by U.S. Financial Diaries

Most financial literacy programs are geared toward steady paycheck earners with long-term savings goals. But how can programs assist households that are struggling with volatile incomes and unpredictable expenses?

Recently Mediaplanet included a feature on the findings of the US Financial Diaries project and how they can relate to more effective financial literacy approaches:

In the U.S. Financial Diaries (USFD) study, poor and middle-income working households typically had three months a year when their incomes dipped at least 25 percent below their average and three months when their incomes spiked at least 25 percent above their average. Income dips often coincide with spending shocks...What do you do when you’re low on cash and the car breaks down? How do you deal with a costly health emergency? Should you lend your brother-in-law money when he’s short on his rent, or borrow from him when you’re short on yours?

These are the types of financial challenges that many working households today need help addressing. They need help holding onto income when they have extra and prudent ways to cobble together resources when they get stuck.

Technology can make a difference. Simple text message reminders like ‘pay your bill today’ can help people stick to a payment plan. New mobile apps can even help low-income workers turn impulse buys into ‘impulse saves.’

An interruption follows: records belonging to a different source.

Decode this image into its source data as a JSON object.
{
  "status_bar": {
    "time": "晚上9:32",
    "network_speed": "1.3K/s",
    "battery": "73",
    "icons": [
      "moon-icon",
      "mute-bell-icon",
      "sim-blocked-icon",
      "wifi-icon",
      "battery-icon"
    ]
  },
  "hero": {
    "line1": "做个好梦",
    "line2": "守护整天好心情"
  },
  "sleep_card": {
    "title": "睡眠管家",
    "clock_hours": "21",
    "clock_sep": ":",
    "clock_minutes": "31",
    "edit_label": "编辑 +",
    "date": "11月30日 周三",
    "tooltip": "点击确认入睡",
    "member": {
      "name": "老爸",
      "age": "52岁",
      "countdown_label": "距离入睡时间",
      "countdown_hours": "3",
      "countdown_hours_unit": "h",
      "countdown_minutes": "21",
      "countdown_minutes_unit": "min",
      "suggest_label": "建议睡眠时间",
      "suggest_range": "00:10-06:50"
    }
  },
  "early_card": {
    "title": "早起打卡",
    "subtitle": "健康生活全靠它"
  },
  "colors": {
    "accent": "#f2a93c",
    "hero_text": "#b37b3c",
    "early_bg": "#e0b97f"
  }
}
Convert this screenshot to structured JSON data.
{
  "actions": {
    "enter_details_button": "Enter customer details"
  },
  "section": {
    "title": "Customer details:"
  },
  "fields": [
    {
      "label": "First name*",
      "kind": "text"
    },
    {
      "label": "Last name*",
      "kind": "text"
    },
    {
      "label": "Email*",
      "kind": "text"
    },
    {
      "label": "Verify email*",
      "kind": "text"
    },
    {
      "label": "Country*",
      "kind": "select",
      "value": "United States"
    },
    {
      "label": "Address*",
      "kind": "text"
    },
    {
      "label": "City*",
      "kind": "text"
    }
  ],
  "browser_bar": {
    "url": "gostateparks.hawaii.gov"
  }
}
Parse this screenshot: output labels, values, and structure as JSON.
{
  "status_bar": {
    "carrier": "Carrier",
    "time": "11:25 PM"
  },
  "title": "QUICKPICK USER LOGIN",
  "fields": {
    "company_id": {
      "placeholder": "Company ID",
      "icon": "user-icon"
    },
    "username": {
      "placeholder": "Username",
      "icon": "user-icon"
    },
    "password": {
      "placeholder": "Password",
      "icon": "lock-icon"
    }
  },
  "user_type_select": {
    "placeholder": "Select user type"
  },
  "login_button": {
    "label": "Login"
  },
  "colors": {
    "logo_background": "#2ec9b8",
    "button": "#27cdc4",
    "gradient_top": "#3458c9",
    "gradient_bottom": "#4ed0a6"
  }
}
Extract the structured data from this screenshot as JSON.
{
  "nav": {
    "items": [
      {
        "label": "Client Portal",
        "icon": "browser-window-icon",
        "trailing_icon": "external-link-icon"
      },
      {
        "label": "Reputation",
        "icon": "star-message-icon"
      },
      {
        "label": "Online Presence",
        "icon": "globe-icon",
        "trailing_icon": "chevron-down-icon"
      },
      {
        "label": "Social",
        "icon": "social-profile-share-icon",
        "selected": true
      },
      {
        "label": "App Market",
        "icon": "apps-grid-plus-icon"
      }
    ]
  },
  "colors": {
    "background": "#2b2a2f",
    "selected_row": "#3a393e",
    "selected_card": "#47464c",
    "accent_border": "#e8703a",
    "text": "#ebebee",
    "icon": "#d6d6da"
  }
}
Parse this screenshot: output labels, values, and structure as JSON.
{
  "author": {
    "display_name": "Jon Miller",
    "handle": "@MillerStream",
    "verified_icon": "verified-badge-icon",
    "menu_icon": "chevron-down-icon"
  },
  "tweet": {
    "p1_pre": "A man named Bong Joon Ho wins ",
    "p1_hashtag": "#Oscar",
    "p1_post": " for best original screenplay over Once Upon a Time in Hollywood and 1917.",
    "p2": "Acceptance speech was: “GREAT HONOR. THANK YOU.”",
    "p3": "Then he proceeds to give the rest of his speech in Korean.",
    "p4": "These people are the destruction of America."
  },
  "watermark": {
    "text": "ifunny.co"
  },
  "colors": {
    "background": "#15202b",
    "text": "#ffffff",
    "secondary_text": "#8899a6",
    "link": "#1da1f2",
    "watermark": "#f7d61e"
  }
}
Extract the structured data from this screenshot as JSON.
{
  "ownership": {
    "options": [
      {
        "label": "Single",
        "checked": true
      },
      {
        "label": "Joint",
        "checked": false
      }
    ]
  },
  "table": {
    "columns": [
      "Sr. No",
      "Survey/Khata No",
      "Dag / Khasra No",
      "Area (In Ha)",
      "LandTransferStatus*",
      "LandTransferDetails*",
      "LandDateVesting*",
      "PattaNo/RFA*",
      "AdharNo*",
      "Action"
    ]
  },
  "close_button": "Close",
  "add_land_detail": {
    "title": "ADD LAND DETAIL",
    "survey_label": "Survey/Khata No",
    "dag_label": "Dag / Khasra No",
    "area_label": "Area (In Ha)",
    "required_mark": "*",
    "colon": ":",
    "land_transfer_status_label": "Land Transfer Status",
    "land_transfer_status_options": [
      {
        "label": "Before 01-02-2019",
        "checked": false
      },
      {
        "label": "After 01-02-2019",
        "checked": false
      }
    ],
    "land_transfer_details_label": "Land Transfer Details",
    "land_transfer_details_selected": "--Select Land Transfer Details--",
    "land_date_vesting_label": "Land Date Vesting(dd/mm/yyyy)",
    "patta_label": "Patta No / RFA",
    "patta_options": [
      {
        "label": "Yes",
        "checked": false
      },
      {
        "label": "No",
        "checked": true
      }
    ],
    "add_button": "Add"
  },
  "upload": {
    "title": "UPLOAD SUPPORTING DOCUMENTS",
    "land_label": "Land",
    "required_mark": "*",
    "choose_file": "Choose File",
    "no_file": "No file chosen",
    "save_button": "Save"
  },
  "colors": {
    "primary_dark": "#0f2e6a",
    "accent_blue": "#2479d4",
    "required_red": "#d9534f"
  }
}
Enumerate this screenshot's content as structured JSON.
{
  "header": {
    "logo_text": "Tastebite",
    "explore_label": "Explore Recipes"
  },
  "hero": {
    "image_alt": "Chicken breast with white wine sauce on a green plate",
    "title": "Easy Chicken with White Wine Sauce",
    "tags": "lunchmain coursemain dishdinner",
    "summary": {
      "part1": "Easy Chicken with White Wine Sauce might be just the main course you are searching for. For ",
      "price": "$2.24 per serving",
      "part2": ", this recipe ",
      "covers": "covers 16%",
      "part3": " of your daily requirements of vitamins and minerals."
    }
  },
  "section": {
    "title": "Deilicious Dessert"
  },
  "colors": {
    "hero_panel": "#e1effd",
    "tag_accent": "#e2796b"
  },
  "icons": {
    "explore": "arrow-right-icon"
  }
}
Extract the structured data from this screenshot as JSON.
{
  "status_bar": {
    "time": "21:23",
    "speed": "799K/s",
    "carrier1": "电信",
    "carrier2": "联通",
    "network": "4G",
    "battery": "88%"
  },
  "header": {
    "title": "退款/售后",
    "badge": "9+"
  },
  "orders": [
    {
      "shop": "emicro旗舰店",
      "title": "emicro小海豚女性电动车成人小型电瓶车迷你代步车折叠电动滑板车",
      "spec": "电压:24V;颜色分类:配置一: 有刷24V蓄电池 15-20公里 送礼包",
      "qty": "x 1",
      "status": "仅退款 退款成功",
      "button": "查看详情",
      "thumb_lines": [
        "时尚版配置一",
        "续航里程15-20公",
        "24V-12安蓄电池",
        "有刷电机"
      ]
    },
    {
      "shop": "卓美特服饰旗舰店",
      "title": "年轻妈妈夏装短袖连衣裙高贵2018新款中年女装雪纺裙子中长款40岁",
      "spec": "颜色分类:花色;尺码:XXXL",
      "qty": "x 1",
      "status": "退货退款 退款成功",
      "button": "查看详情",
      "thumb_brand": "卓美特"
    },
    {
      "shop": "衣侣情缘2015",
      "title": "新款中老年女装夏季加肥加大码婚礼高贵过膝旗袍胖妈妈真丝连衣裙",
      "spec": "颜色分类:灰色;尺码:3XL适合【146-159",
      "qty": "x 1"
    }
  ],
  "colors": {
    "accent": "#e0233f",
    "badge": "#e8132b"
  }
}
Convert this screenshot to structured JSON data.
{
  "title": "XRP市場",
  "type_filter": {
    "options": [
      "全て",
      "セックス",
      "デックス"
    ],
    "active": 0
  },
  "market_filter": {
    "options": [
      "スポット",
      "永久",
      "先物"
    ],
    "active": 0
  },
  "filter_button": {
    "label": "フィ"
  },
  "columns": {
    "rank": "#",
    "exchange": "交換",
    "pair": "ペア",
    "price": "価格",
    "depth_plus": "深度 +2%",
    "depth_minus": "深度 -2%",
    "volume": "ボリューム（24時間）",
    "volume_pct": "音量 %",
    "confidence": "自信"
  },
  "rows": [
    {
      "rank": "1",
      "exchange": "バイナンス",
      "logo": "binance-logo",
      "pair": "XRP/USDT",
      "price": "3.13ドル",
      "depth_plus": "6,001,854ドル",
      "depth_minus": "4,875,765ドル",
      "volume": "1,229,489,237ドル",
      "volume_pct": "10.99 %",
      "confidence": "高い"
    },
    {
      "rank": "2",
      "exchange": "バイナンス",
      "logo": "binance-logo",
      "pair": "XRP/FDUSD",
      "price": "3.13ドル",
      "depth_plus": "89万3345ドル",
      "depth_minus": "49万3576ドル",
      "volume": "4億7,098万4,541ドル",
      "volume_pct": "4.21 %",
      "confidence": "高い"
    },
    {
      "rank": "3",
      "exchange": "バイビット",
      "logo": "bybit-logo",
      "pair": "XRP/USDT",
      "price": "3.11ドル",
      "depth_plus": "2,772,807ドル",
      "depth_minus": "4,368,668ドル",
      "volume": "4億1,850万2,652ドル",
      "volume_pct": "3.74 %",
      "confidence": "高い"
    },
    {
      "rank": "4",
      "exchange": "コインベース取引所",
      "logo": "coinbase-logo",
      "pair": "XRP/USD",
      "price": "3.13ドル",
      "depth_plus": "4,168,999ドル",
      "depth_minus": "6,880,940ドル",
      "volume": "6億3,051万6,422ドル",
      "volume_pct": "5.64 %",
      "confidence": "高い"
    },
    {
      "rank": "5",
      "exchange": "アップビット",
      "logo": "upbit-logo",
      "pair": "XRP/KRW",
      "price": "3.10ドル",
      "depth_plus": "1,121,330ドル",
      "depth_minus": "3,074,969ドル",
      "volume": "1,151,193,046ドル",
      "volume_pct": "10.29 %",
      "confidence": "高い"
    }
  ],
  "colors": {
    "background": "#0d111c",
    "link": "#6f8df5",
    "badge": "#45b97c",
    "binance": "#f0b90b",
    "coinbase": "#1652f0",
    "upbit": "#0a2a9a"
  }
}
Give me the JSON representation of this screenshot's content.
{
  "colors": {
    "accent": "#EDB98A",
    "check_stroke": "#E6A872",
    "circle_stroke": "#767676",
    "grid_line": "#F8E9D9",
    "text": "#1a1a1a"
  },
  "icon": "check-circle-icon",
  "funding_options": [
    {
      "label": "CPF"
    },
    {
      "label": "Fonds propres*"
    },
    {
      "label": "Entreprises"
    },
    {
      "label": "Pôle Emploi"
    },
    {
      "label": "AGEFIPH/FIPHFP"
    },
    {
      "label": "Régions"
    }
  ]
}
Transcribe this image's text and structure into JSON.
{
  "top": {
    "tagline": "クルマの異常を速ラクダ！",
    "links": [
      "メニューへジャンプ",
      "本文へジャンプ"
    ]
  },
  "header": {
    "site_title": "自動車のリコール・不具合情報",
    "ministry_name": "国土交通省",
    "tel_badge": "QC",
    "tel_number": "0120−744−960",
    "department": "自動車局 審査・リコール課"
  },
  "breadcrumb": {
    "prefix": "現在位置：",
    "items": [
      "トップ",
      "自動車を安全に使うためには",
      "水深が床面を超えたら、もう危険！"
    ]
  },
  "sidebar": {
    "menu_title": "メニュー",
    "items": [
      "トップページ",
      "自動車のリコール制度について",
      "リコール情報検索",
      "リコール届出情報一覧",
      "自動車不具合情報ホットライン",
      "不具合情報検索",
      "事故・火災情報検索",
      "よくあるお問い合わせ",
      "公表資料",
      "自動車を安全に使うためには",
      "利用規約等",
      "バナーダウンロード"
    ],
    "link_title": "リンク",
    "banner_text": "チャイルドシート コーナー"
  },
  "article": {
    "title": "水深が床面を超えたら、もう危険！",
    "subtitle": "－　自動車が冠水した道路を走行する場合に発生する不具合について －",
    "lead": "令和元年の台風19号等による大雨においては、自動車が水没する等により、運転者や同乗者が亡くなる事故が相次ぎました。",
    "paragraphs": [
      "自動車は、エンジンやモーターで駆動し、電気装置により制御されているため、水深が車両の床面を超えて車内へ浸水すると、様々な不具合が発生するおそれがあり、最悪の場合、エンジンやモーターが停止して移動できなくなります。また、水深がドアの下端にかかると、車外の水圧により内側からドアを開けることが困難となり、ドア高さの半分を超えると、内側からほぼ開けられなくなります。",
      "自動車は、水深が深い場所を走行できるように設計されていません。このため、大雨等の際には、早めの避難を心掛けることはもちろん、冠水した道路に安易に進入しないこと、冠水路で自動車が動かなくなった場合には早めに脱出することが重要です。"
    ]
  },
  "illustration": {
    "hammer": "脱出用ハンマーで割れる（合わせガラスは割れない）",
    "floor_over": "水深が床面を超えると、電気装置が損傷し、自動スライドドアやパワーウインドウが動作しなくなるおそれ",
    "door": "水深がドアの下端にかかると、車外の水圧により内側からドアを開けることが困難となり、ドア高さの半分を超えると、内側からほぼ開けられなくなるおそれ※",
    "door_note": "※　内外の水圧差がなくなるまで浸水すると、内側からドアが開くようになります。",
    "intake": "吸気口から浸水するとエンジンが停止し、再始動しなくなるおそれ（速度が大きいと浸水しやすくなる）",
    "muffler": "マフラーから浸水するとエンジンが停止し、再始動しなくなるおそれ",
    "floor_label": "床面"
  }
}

You can read more about income volatility and its effect on households in this issue brief.  The full Mediaplanet article is available here.